(App and web page records)
════════════════════
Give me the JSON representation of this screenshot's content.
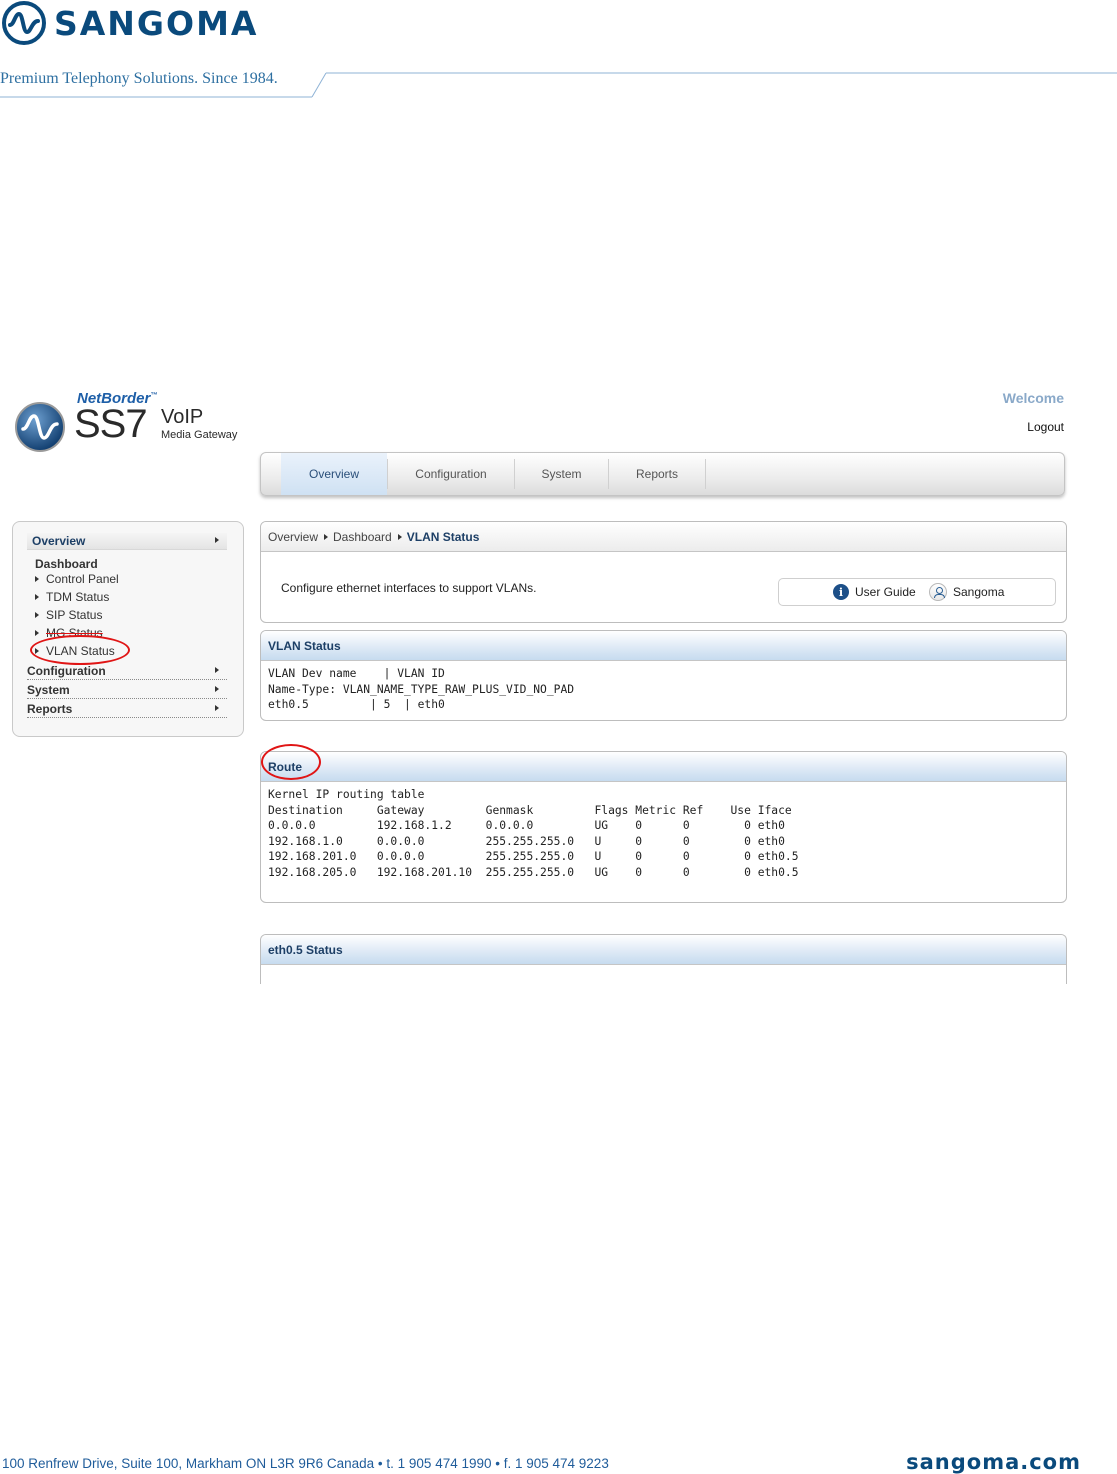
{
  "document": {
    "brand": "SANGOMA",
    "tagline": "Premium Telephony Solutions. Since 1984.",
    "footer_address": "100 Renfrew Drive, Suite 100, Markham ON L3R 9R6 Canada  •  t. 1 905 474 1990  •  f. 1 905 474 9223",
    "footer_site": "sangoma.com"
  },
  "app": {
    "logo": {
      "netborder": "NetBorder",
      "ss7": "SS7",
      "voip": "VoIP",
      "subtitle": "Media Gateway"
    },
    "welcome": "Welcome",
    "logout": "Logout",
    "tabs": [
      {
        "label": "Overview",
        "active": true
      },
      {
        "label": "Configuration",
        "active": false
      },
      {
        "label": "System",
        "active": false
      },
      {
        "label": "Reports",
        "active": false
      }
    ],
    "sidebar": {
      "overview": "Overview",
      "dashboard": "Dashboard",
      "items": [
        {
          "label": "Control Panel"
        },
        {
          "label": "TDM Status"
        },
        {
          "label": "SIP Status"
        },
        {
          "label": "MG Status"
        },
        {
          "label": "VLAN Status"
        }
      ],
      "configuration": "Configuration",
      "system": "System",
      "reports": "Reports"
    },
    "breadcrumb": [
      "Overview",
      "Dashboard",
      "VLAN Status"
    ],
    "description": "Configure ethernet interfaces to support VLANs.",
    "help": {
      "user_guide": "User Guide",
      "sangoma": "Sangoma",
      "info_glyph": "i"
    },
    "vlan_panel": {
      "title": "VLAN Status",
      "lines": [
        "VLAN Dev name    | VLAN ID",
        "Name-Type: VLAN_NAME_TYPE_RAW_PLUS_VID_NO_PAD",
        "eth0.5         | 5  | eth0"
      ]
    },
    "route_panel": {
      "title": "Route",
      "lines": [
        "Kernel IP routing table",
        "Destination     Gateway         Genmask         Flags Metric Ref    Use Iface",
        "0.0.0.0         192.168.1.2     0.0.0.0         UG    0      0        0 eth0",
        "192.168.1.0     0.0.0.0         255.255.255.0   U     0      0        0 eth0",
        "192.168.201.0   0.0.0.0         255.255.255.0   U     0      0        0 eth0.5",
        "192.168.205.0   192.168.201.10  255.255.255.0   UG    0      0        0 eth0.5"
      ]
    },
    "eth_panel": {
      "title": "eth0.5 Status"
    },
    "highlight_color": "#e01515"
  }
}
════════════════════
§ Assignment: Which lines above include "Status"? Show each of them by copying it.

§ Answer box:
          "label": "TDM Status"
          "label": "SIP Status"
          "label": "MG Status"
          "label": "VLAN Status"
      "VLAN Status"
      "title": "VLAN Status",
      "title": "eth0.5 Status"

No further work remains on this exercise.